New Climate Report Affirms Importance of Efficiency
Riding on the coattails of a flurry of legislative activity occurring before August recess, House Democrats released their highly anticipated Climate Crisis Action Plan yesterday, billed as the most ambitious climate plan ever introduced.
The Action Plan was introduced by the House Select Committee on the Climate Crisis, a bipartisan committee chaired by Rep. Kathy Castor (D-Fla.) that was created in January 2019 with a mission to develop recommendations to achieve substantial and permanent reductions in greenhouse gas emissions (GHGs) and other activities that contribute to climate change. Consultations with thousands of stakeholders and analytical modelling undertaken for more than a year culminated in virtually hundreds of policy recommendations that, if enacted, could set the country on a path to achieving net-zero GHG by 2050.
The 547-page, almost encyclopedic report confirms what we’ve known for a long time: efficiency is a critical component for achieving deep emissions reductions. It’s also great to see that efficiency and equity are woven throughout almost all the plan’s 12 “pillars,” rather than siloed to one section. Here are some of the ‘best in efficiency’ recommendations included.
The report includes significant components of all four of the Alliance’s COVID-19 policy priorities for recovery, helping to create jobs, benefit consumers and business owners, and build resilience:
- Tax policy is identified as a key tool for expediting the deployment of energy efficiency. Recommendations align with the Alliance’s work on tax incentives, including strengthening and modernizing the Sec. 25C tax credit for homeowner improvements, the 179D tax deduction for commercial buildings, and the 45L tax credit for construction of high-efficiency new homes.
- Many of the Alliance’s 50x50 principles are included, such as maintaining and improving existing infrastructure and bringing it up to a state of good repair. Specific recommendations include doubling federal spending on public transit, extending consumer tax credits for the purchase of EVs, extending the 30C alternative fuel infrastructure tax credit, authorizing grants to deploy EV charging infrastructure along the national highway system, and robust demonstration and pilot deployments to ensure that burgeoning technologies achieve efficient outcomes.

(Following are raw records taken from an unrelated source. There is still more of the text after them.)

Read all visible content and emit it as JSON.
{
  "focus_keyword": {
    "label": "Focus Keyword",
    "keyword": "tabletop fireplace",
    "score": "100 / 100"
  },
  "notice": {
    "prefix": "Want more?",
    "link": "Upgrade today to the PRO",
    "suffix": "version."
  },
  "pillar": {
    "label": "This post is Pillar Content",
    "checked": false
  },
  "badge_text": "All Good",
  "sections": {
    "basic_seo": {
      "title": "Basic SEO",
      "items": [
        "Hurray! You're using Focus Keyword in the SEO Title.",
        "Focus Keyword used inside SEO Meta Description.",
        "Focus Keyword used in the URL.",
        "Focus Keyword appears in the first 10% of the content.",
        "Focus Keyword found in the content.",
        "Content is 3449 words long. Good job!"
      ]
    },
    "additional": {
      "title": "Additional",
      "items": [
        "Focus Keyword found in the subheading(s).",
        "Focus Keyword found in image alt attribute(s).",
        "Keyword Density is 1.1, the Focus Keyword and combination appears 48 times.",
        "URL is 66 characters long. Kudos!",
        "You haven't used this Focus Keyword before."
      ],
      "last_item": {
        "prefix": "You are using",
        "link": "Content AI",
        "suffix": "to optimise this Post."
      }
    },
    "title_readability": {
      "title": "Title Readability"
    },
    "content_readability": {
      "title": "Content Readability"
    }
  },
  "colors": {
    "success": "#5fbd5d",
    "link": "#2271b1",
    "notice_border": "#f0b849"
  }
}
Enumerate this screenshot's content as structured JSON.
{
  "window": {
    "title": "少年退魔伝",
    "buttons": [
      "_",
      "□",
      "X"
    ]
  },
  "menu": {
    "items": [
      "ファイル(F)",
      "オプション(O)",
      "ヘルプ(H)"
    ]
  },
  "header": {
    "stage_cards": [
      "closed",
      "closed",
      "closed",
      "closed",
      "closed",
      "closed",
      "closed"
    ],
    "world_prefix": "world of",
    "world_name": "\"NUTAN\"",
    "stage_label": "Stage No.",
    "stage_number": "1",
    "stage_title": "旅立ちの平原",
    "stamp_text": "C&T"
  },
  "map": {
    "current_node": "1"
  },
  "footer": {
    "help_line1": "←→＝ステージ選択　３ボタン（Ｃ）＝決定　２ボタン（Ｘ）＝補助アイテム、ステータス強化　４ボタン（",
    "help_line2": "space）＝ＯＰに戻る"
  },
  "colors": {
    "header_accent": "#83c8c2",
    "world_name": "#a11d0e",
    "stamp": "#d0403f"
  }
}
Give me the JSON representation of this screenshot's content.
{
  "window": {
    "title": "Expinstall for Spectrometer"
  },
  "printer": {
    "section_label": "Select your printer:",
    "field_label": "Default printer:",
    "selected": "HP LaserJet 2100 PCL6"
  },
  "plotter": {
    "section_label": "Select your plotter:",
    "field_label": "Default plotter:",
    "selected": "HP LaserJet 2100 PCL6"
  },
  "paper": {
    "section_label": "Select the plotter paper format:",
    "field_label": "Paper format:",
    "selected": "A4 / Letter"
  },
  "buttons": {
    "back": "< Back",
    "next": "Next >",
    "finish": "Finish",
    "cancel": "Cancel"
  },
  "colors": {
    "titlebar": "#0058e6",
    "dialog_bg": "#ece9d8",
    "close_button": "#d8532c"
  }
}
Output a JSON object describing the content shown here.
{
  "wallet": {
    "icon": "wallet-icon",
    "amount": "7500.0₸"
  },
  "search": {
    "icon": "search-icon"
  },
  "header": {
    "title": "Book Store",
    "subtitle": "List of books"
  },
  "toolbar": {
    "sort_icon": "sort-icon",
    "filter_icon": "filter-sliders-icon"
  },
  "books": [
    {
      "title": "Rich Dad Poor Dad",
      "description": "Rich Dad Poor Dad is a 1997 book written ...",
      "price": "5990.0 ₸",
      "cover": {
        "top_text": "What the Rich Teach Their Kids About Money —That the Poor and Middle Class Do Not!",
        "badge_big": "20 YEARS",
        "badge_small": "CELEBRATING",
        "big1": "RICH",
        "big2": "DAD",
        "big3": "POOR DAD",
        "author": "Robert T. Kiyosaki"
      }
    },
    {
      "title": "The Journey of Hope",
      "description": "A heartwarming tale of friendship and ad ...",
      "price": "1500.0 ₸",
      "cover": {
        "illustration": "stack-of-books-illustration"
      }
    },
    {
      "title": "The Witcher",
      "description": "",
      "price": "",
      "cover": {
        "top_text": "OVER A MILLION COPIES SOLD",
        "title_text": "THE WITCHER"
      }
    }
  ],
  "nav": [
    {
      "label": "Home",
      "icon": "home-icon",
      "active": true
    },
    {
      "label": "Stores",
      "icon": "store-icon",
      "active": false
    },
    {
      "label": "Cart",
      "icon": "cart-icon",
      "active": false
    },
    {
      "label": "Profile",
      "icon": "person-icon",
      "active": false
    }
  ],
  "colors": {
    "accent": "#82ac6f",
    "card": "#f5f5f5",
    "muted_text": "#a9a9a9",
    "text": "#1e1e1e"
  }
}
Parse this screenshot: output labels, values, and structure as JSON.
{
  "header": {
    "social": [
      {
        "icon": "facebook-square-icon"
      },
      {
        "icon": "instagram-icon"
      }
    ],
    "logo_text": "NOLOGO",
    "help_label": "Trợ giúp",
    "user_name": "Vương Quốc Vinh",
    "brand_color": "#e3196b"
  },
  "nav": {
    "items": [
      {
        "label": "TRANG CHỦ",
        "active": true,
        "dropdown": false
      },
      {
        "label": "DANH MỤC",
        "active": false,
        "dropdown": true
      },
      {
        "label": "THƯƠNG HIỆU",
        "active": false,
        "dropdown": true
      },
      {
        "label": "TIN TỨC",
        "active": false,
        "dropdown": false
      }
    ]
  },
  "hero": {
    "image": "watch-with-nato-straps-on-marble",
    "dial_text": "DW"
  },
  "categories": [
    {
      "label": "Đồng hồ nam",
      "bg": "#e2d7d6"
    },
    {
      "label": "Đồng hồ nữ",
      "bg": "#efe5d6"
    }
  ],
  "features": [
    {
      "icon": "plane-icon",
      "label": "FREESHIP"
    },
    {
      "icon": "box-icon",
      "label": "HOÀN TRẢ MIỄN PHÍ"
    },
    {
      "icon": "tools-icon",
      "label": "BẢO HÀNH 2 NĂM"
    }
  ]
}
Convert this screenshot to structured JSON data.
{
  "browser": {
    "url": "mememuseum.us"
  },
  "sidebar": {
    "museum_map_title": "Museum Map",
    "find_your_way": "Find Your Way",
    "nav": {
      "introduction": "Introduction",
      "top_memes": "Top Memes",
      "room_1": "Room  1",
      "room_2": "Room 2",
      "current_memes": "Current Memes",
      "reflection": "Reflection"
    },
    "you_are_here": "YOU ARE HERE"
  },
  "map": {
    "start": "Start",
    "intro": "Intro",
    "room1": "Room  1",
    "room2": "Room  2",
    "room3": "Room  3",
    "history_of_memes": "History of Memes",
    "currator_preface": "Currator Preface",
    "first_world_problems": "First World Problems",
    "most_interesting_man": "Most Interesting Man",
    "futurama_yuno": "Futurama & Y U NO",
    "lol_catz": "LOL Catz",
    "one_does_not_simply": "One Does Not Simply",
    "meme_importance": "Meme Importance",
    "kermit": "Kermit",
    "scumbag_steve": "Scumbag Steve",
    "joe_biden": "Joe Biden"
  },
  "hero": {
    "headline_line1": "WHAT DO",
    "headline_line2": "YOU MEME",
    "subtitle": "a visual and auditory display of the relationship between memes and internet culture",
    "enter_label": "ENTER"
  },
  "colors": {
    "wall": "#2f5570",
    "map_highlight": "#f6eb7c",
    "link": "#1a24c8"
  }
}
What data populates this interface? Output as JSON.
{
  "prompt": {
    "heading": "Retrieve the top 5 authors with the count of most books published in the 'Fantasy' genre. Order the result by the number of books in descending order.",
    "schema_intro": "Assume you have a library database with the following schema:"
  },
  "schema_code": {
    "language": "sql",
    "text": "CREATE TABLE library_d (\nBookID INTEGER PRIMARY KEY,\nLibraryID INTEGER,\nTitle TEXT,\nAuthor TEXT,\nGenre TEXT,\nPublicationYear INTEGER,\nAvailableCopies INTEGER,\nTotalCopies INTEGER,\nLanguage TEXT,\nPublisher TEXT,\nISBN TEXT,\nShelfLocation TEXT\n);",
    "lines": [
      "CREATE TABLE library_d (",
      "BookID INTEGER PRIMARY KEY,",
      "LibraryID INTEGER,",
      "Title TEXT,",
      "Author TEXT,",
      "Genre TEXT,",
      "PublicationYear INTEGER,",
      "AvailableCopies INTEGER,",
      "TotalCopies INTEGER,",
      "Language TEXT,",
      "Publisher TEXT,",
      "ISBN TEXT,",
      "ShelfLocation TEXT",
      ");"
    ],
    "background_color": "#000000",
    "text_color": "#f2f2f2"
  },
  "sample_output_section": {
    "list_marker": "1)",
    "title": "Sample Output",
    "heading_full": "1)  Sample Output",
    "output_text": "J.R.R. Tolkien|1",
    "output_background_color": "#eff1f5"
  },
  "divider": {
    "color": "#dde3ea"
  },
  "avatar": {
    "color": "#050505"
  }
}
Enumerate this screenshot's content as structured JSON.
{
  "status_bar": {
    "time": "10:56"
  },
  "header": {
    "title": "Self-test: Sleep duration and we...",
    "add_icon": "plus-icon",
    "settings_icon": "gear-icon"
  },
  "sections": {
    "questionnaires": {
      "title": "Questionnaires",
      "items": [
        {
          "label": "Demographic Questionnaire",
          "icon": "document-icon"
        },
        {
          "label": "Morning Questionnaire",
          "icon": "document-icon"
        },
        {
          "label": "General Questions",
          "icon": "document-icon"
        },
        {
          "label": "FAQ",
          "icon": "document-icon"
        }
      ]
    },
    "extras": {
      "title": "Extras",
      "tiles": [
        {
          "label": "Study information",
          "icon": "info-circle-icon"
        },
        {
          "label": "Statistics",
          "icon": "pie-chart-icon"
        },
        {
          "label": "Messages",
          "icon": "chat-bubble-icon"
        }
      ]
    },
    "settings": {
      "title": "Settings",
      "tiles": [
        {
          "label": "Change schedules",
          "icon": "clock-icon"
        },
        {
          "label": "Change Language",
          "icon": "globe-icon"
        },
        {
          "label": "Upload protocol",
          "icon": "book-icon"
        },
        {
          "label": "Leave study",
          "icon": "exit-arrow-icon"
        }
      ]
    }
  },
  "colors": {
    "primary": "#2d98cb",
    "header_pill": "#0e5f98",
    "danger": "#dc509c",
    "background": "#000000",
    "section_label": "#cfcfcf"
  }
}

- The recommendations also pull right from the Alliance’s Small Business Energy Efficiency Grant Program proposal, which would create a Department of Energy grant program to enable small businesses to make cost-saving energy efficiency upgrades by leveraging existing utility DSM programs (and other state or commission-approved third-party programs) to cover the customer cost-share of efficiency projects, therefore eliminating the cost of upgrades for small businesses.
- The report places a premium on resilience, suggesting the Open Back Better Act of 2020 (H.R. 7303/S. 4060) as a good place to start. The bill, jointly released by Rep. Lisa Blunt Rochester (D-Del.) and Sen. Tina Smith (D-Minn.) this week, would authorize $20 billion over four years for states, federal agencies, and tribes to upgrade the resilience and energy efficiency of mission critical public building infrastructure. It squarely aligns with the Mission Critical Facilities Program proposed by the Alliance and other groups.
And of course, the plan is chock-full of ‘bread-and-butter’ efficiency policies that have been central to our advocacy efforts, including recommending that Congress incentivize state and local adoption of updated model building codes, establish a national energy benchmarking program for all commercial buildings, incentivize the adoption of performance-based building standards, increase Weatherization Assistance Program funding, and increase the efficiency of our nation’s water systems by establishing a Water Efficiency and Conservation Block Grant Program.
It’s refreshing to see that the plan also urges Congress to harness the power of digital technologies to make our energy system more efficient and resilient. This reinforces the work being undertaken by the Active Efficiency Collaborative – a coalition of stakeholders committed to crafting policy frameworks that ensure that we get this energy transition right. To achieve deeper energy savings, the Committee recommends that Congress expand federal research on ‘smart’ building energy systems, grid-connected demand-side management technologies, and coordination of building energy systems with onsite electricity generation and energy storage.
Let’s Maximize Energy Efficiency
The report emphatically states that we need to maximize energy efficiency to tackle the climate crisis. We couldn’t agree more, and we look forward to working with lawmakers on both sides of the aisle to translate these recommendations into law.